RECORDED INFORMATION section start

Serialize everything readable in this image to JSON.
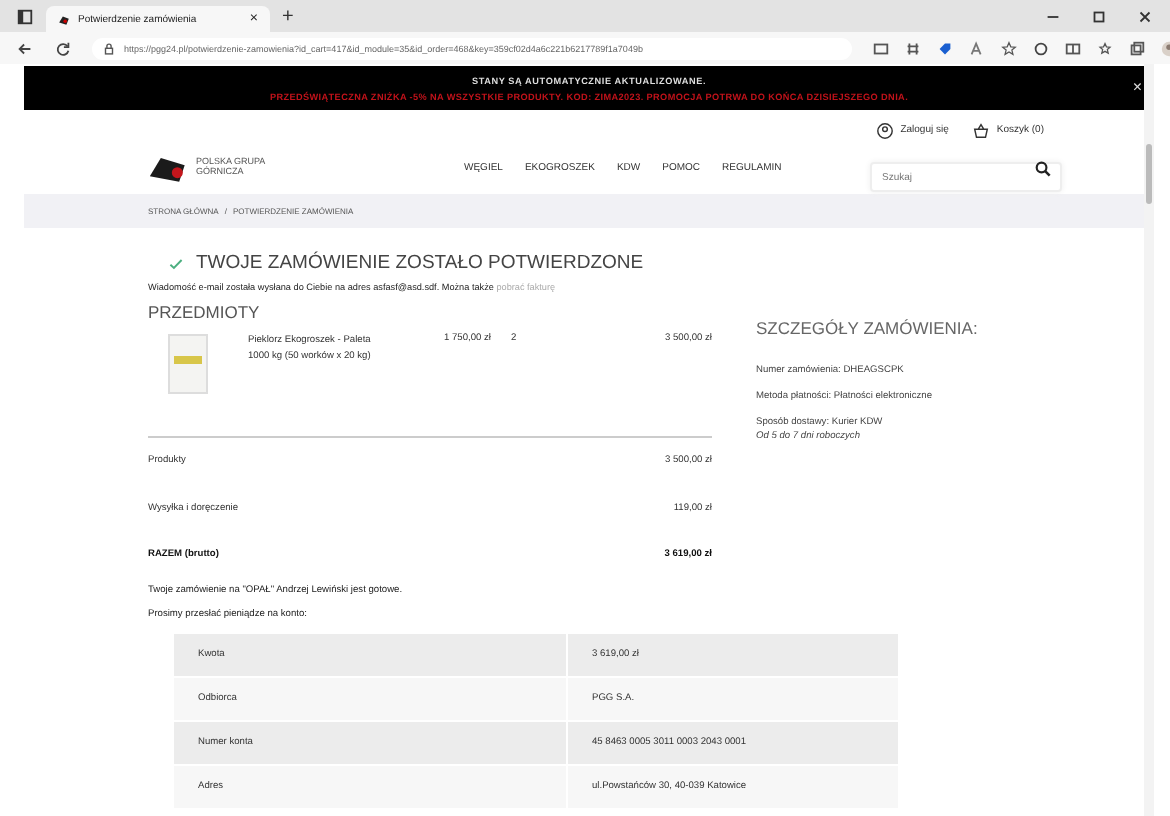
{
  "browser": {
    "tab_title": "Potwierdzenie zamówienia",
    "tab_close": "×",
    "new_tab": "+",
    "url": "https://pgg24.pl/potwierdzenie-zamowienia?id_cart=417&id_module=35&id_order=468&key=359cf02d4a6c221b6217789f1a7049b"
  },
  "banner": {
    "line_1": "STANY SĄ AUTOMATYCZNIE AKTUALIZOWANE.",
    "line_2": "PRZEDŚWIĄTECZNA ZNIŻKA -5% NA WSZYSTKIE PRODUKTY. KOD: ZIMA2023. PROMOCJA POTRWA DO KOŃCA DZISIEJSZEGO DNIA.",
    "close": "×"
  },
  "header": {
    "logo_text": "POLSKA GRUPA GÓRNICZA",
    "login": "Zaloguj się",
    "cart": "Koszyk (0)",
    "nav": [
      "WĘGIEL",
      "EKOGROSZEK",
      "KDW",
      "POMOC",
      "REGULAMIN"
    ],
    "search": {
      "placeholder": "Szukaj"
    }
  },
  "breadcrumb": [
    "STRONA GŁÓWNA",
    "/",
    "POTWIERDZENIE ZAMÓWIENIA"
  ],
  "confirmation": {
    "title": "TWOJE ZAMÓWIENIE ZOSTAŁO POTWIERDZONE",
    "message": "Wiadomość e-mail została wysłana do Ciebie na adres asfasf@asd.sdf. Można także",
    "invoice_link": "pobrać fakturę"
  },
  "items": {
    "heading": "PRZEDMIOTY",
    "products": [
      {
        "name": "Pieklorz Ekogroszek - Paleta 1000 kg (50 worków x 20 kg)",
        "price": "1 750,00 zł",
        "quantity": "2",
        "total": "3 500,00 zł"
      }
    ]
  },
  "summary": [
    {
      "label": "Produkty",
      "value": "3 500,00 zł",
      "bold": false
    },
    {
      "label": "Wysyłka i doręczenie",
      "value": "119,00 zł",
      "bold": false
    },
    {
      "label": "RAZEM (brutto)",
      "value": "3 619,00 zł",
      "bold": true
    }
  ],
  "payment_note": [
    "Twoje zamówienie na \"OPAŁ\" Andrzej Lewiński jest gotowe.",
    "Prosimy przesłać pieniądze na konto:"
  ],
  "payment_table": [
    {
      "label": "Kwota",
      "value": "3 619,00 zł"
    },
    {
      "label": "Odbiorca",
      "value": "PGG S.A."
    },
    {
      "label": "Numer konta",
      "value": "45 8463 0005 3011 0003 2043 0001"
    },
    {
      "label": "Adres",
      "value": "ul.Powstańców 30, 40-039 Katowice"
    }
  ],
  "order_details": {
    "heading": "SZCZEGÓŁY ZAMÓWIENIA:",
    "lines": [
      "Numer zamówienia: DHEAGSCPK",
      "Metoda płatności: Płatności elektroniczne",
      "Sposób dostawy: Kurier KDW"
    ],
    "delivery_time": "Od 5 do 7 dni roboczych"
  }
}
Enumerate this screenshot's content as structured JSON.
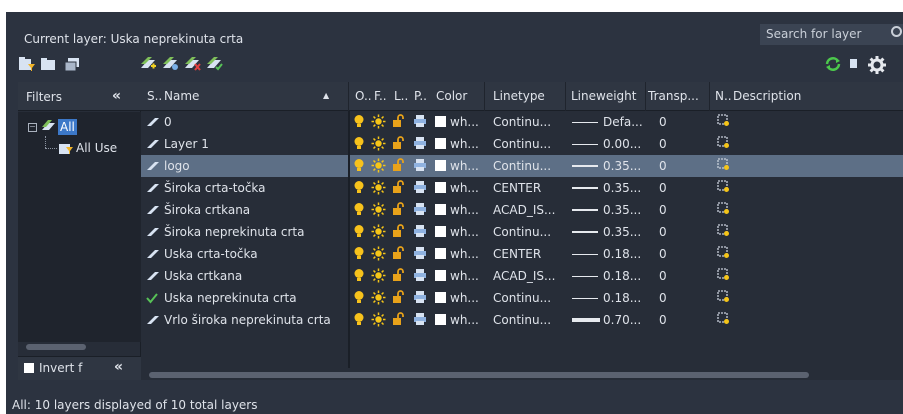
{
  "header": {
    "current_layer": "Current layer: Uska neprekinuta crta",
    "search_placeholder": "Search for layer"
  },
  "filters": {
    "title": "Filters",
    "tree": [
      {
        "label": "All",
        "selected": true
      },
      {
        "label": "All Use"
      }
    ],
    "invert_label": "Invert f"
  },
  "columns": [
    "S..",
    "Name",
    "O..",
    "F..",
    "L..",
    "P..",
    "Color",
    "Linetype",
    "Lineweight",
    "Transp...",
    "N..",
    "Description"
  ],
  "layers": [
    {
      "status": "layer",
      "name": "0",
      "color": "wh...",
      "linetype": "Continu...",
      "lineweight": "Defa...",
      "lw_style": "thin",
      "transparency": "0",
      "selected": false
    },
    {
      "status": "layer",
      "name": "Layer 1",
      "color": "wh...",
      "linetype": "Continu...",
      "lineweight": "0.00...",
      "lw_style": "thin",
      "transparency": "0",
      "selected": false
    },
    {
      "status": "layer",
      "name": "logo",
      "color": "wh...",
      "linetype": "Continu...",
      "lineweight": "0.35...",
      "lw_style": "medium",
      "transparency": "0",
      "selected": true
    },
    {
      "status": "layer",
      "name": "Široka crta-točka",
      "color": "wh...",
      "linetype": "CENTER",
      "lineweight": "0.35...",
      "lw_style": "medium",
      "transparency": "0",
      "selected": false
    },
    {
      "status": "layer",
      "name": "Široka crtkana",
      "color": "wh...",
      "linetype": "ACAD_IS...",
      "lineweight": "0.35...",
      "lw_style": "medium",
      "transparency": "0",
      "selected": false
    },
    {
      "status": "layer",
      "name": "Široka neprekinuta crta",
      "color": "wh...",
      "linetype": "Continu...",
      "lineweight": "0.35...",
      "lw_style": "medium",
      "transparency": "0",
      "selected": false
    },
    {
      "status": "layer",
      "name": "Uska crta-točka",
      "color": "wh...",
      "linetype": "CENTER",
      "lineweight": "0.18...",
      "lw_style": "thin",
      "transparency": "0",
      "selected": false
    },
    {
      "status": "layer",
      "name": "Uska crtkana",
      "color": "wh...",
      "linetype": "ACAD_IS...",
      "lineweight": "0.18...",
      "lw_style": "thin",
      "transparency": "0",
      "selected": false
    },
    {
      "status": "current",
      "name": "Uska neprekinuta crta",
      "color": "wh...",
      "linetype": "Continu...",
      "lineweight": "0.18...",
      "lw_style": "thin",
      "transparency": "0",
      "selected": false
    },
    {
      "status": "layer",
      "name": "Vrlo široka neprekinuta crta",
      "color": "wh...",
      "linetype": "Continu...",
      "lineweight": "0.70...",
      "lw_style": "thick",
      "transparency": "0",
      "selected": false
    }
  ],
  "status_bar": "All: 10 layers displayed of 10 total layers",
  "icons": {
    "on": "lightbulb-icon",
    "freeze": "sun-icon",
    "lock": "unlocked-padlock-icon",
    "plot": "printer-icon",
    "new_vp_freeze": "new-viewport-freeze-icon",
    "refresh": "refresh-icon",
    "settings": "gear-icon",
    "search": "search-icon"
  },
  "colors": {
    "bulb": "#f7c21c",
    "sun": "#f5c518",
    "lock": "#e8a21a",
    "plot": "#d8e3f2",
    "current_check": "#57c257",
    "selected_row": "#5d6f86",
    "refresh": "#4cc84c",
    "filter_highlight": "#3c78c8"
  }
}
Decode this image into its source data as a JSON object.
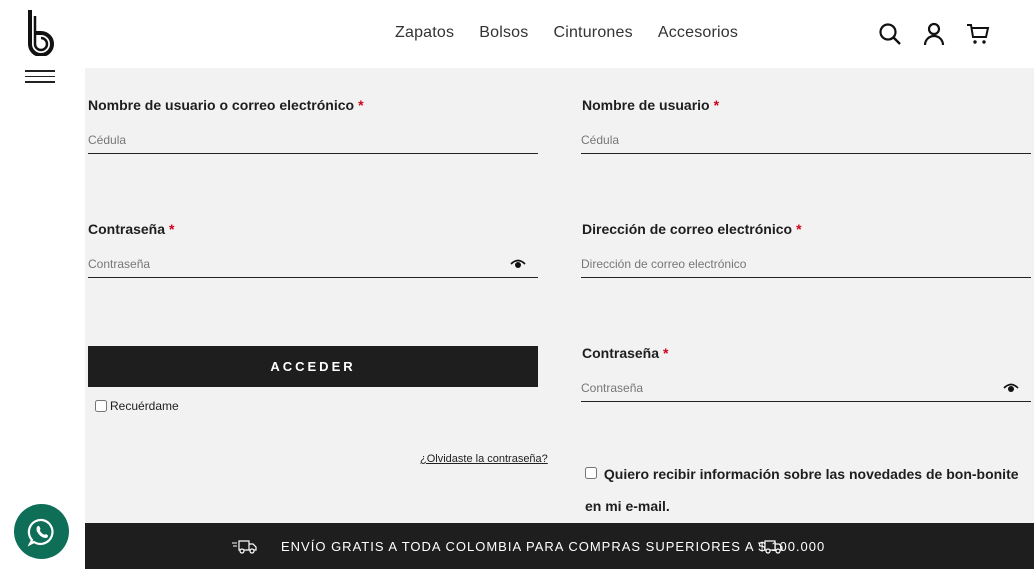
{
  "nav": {
    "items": [
      "Zapatos",
      "Bolsos",
      "Cinturones",
      "Accesorios"
    ]
  },
  "header_icons": [
    "search-icon",
    "user-icon",
    "cart-icon"
  ],
  "login": {
    "username_label": "Nombre de usuario o correo electrónico",
    "username_placeholder": "Cédula",
    "password_label": "Contraseña",
    "password_placeholder": "Contraseña",
    "submit_label": "ACCEDER",
    "remember_label": "Recuérdame",
    "forgot_label": "¿Olvidaste la contraseña?"
  },
  "register": {
    "username_label": "Nombre de usuario",
    "username_placeholder": "Cédula",
    "email_label": "Dirección de correo electrónico",
    "email_placeholder": "Dirección de correo electrónico",
    "password_label": "Contraseña",
    "password_placeholder": "Contraseña",
    "newsletter_label": "Quiero recibir información sobre las novedades de bon-bonite en mi e-mail."
  },
  "required_mark": "*",
  "footer_bar": {
    "text": "ENVÍO GRATIS A TODA COLOMBIA PARA COMPRAS SUPERIORES A $ 100.000"
  },
  "colors": {
    "background": "#f2f2f2",
    "dark": "#1e1e1e",
    "required": "#d0021b",
    "whatsapp": "#0f6e57"
  }
}
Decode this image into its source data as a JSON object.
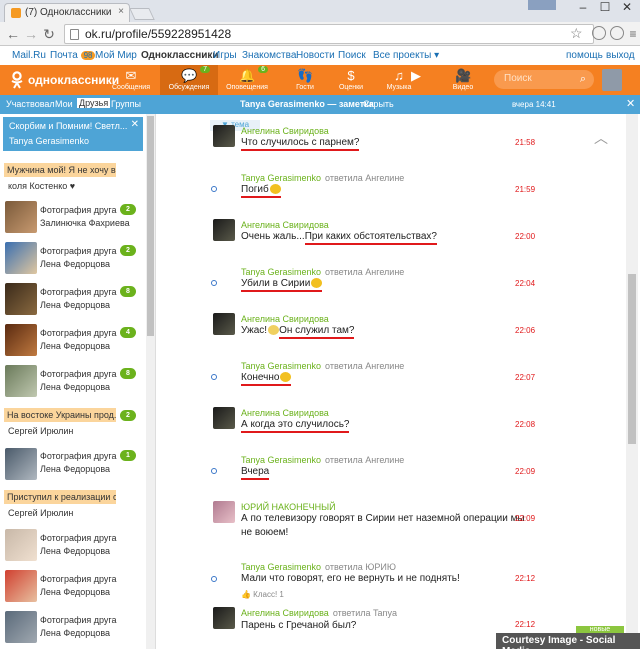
{
  "browser": {
    "tab_title": "(7) Одноклассники",
    "tab_close": "×",
    "url": "ok.ru/profile/559228951428",
    "window_buttons": [
      "–",
      "☐",
      "✕"
    ]
  },
  "portal_bar": {
    "links": [
      "Mail.Ru",
      "Почта",
      "Мой Мир",
      "Одноклассники",
      "Игры",
      "Знакомства",
      "Новости",
      "Поиск",
      "Все проекты ▾"
    ],
    "mail_count": "98",
    "help": "помощь",
    "logout": "выход"
  },
  "header": {
    "logo_text": "одноклассники",
    "nav": [
      {
        "label": "Сообщения",
        "badge": ""
      },
      {
        "label": "Обсуждения",
        "badge": "7"
      },
      {
        "label": "Оповещения",
        "badge": "6"
      },
      {
        "label": "Гости",
        "badge": ""
      },
      {
        "label": "Оценки",
        "badge": ""
      },
      {
        "label": "Музыка",
        "badge": ""
      },
      {
        "label": "Видео",
        "badge": ""
      }
    ],
    "search_placeholder": "Поиск"
  },
  "subheader": {
    "filters": [
      "Участвовал",
      "Мои",
      "Друзья",
      "Группы"
    ],
    "title": "Tanya Gerasimenko — заметка",
    "hide": "Скрыть",
    "time": "вчера 14:41",
    "close": "✕"
  },
  "sidebar": {
    "condolence_title": "Скорбим и Помним! Светл...",
    "condolence_author": "Tanya Gerasimenko",
    "items": [
      {
        "kind": "topic",
        "title": "Мужчина мой! Я не хочу в...",
        "author": "коля Костенко ♥"
      },
      {
        "kind": "photo",
        "title": "Фотография друга",
        "sub": "Залинючка Фахриева",
        "badge": "2"
      },
      {
        "kind": "photo",
        "title": "Фотография друга",
        "sub": "Лена Федорцова",
        "badge": "2"
      },
      {
        "kind": "photo",
        "title": "Фотография друга",
        "sub": "Лена Федорцова",
        "badge": "8"
      },
      {
        "kind": "photo",
        "title": "Фотография друга",
        "sub": "Лена Федорцова",
        "badge": "4"
      },
      {
        "kind": "photo",
        "title": "Фотография друга",
        "sub": "Лена Федорцова",
        "badge": "8"
      },
      {
        "kind": "topic",
        "title": "На востоке Украины прод...",
        "author": "Сергей Ирюлин",
        "badge": "2"
      },
      {
        "kind": "photo",
        "title": "Фотография друга",
        "sub": "Лена Федорцова",
        "badge": "1"
      },
      {
        "kind": "topic",
        "title": "Приступил к реализации с...",
        "author": "Сергей Ирюлин"
      },
      {
        "kind": "photo",
        "title": "Фотография друга",
        "sub": "Лена Федорцова"
      },
      {
        "kind": "photo",
        "title": "Фотография друга",
        "sub": "Лена Федорцова"
      },
      {
        "kind": "photo",
        "title": "Фотография друга",
        "sub": "Лена Федорцова"
      }
    ]
  },
  "chat": {
    "topic_button": "тема",
    "messages": [
      {
        "author": "Ангелина Свиридова",
        "reply": "",
        "text": "Что случилось с парнем?",
        "time": "21:58"
      },
      {
        "author": "Tanya Gerasimenko",
        "reply": "ответила Ангелине",
        "text": "Погиб",
        "time": "21:59"
      },
      {
        "author": "Ангелина Свиридова",
        "reply": "",
        "text": "Очень жаль...",
        "text2": "При каких обстоятельствах?",
        "time": "22:00"
      },
      {
        "author": "Tanya Gerasimenko",
        "reply": "ответила Ангелине",
        "text": "Убили в Сирии",
        "time": "22:04"
      },
      {
        "author": "Ангелина Свиридова",
        "reply": "",
        "text": "Ужас!",
        "text2": "Он служил там?",
        "time": "22:06"
      },
      {
        "author": "Tanya Gerasimenko",
        "reply": "ответила Ангелине",
        "text": "Конечно",
        "time": "22:07"
      },
      {
        "author": "Ангелина Свиридова",
        "reply": "",
        "text": "А когда это случилось?",
        "time": "22:08"
      },
      {
        "author": "Tanya Gerasimenko",
        "reply": "ответила Ангелине",
        "text": "Вчера",
        "time": "22:09"
      },
      {
        "author": "ЮРИЙ НАКОНЕЧНЫЙ",
        "reply": "",
        "text": "А по телевизору говорят в Сирии нет наземной операции мы",
        "text2": "не воюем!",
        "time": "22:09"
      },
      {
        "author": "Tanya Gerasimenko",
        "reply": "ответила ЮРИЮ",
        "text": "Мали что говорят,  его не вернуть и не поднять!",
        "time": "22:12"
      },
      {
        "author": "Ангелина Свиридова",
        "reply": "ответила Tanya",
        "text": "Парень с Гречаной был?",
        "time": "22:12"
      }
    ],
    "like": "👍 Класс! 1",
    "new_button": "новые"
  },
  "credit": "Courtesy Image - Social Media"
}
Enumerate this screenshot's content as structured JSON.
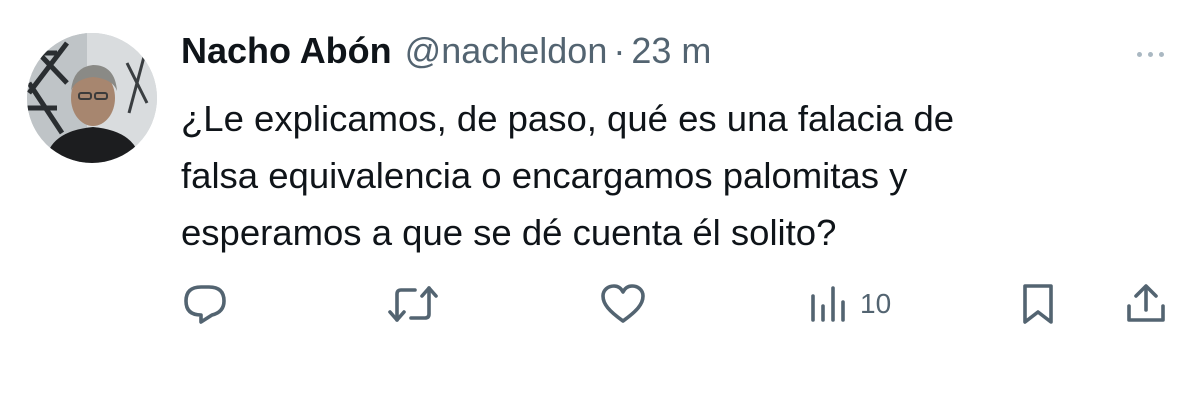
{
  "tweet": {
    "author_name": "Nacho Abón",
    "handle": "@nacheldon",
    "separator": "·",
    "time": "23 m",
    "text_lines": [
      "¿Le explicamos, de paso, qué es una falacia de",
      "falsa equivalencia o encargamos palomitas y",
      "esperamos a que se dé cuenta él solito?"
    ]
  },
  "actions": {
    "reply": {
      "icon": "reply-icon"
    },
    "retweet": {
      "icon": "retweet-icon"
    },
    "like": {
      "icon": "heart-icon"
    },
    "views": {
      "icon": "views-bar-chart-icon",
      "count": "10"
    },
    "bookmark": {
      "icon": "bookmark-icon"
    },
    "share": {
      "icon": "share-icon"
    }
  },
  "colors": {
    "text": "#0f1419",
    "secondary": "#536471",
    "icon": "#536471"
  }
}
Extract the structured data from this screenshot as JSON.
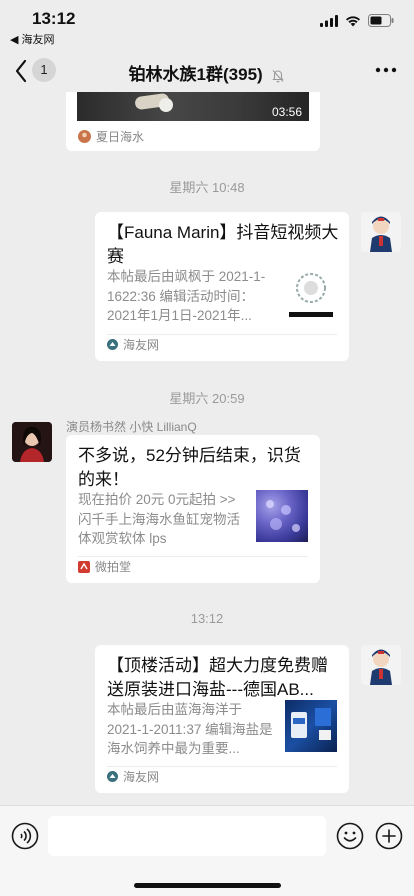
{
  "status_bar": {
    "time": "13:12",
    "back_app": "◀ 海友网"
  },
  "nav": {
    "badge_count": "1",
    "title": "铂林水族1群(395)"
  },
  "messages": {
    "video_card": {
      "duration": "03:56",
      "source": "夏日海水"
    },
    "timestamp_1": "星期六 10:48",
    "card_1": {
      "title": "【Fauna Marin】抖音短视频大赛",
      "desc": "本帖最后由飒枫于 2021-1-1622:36 编辑活动时间：2021年1月1日-2021年...",
      "source": "海友网"
    },
    "timestamp_2": "星期六 20:59",
    "card_2": {
      "sender": "演员杨书然 小快 LillianQ",
      "title": "不多说，52分钟后结束，识货的来！",
      "desc": "现在拍价 20元 0元起拍 >> 闪千手上海海水鱼缸宠物活体观赏软体 lps",
      "source": "微拍堂"
    },
    "timestamp_3": "13:12",
    "card_3": {
      "title": "【顶楼活动】超大力度免费赠送原装进口海盐---德国AB...",
      "desc": "本帖最后由蓝海海洋于 2021-1-2011:37 编辑海盐是海水饲养中最为重要...",
      "source": "海友网"
    }
  },
  "colors": {
    "background": "#ededed",
    "card": "#ffffff",
    "secondary_text": "#8c8c8c"
  },
  "icons": [
    "back-chevron-icon",
    "mute-bell-icon",
    "more-dots-icon",
    "voice-icon",
    "emoji-icon",
    "plus-icon",
    "signal-icon",
    "wifi-icon",
    "battery-icon"
  ]
}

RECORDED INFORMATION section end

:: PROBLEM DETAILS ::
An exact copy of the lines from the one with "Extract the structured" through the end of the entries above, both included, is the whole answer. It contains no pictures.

:: SOLUTION TO THE EXERCISE ::
Extract the structured data from this screenshot as JSON.
{
  "status_bar": {
    "time": "13:12",
    "back_app": "◀ 海友网"
  },
  "nav": {
    "badge_count": "1",
    "title": "铂林水族1群(395)"
  },
  "messages": {
    "video_card": {
      "duration": "03:56",
      "source": "夏日海水"
    },
    "timestamp_1": "星期六 10:48",
    "card_1": {
      "title": "【Fauna Marin】抖音短视频大赛",
      "desc": "本帖最后由飒枫于 2021-1-1622:36 编辑活动时间：2021年1月1日-2021年...",
      "source": "海友网"
    },
    "timestamp_2": "星期六 20:59",
    "card_2": {
      "sender": "演员杨书然 小快 LillianQ",
      "title": "不多说，52分钟后结束，识货的来！",
      "desc": "现在拍价 20元 0元起拍 >> 闪千手上海海水鱼缸宠物活体观赏软体 lps",
      "source": "微拍堂"
    },
    "timestamp_3": "13:12",
    "card_3": {
      "title": "【顶楼活动】超大力度免费赠送原装进口海盐---德国AB...",
      "desc": "本帖最后由蓝海海洋于 2021-1-2011:37 编辑海盐是海水饲养中最为重要...",
      "source": "海友网"
    }
  },
  "colors": {
    "background": "#ededed",
    "card": "#ffffff",
    "secondary_text": "#8c8c8c"
  },
  "icons": [
    "back-chevron-icon",
    "mute-bell-icon",
    "more-dots-icon",
    "voice-icon",
    "emoji-icon",
    "plus-icon",
    "signal-icon",
    "wifi-icon",
    "battery-icon"
  ]
}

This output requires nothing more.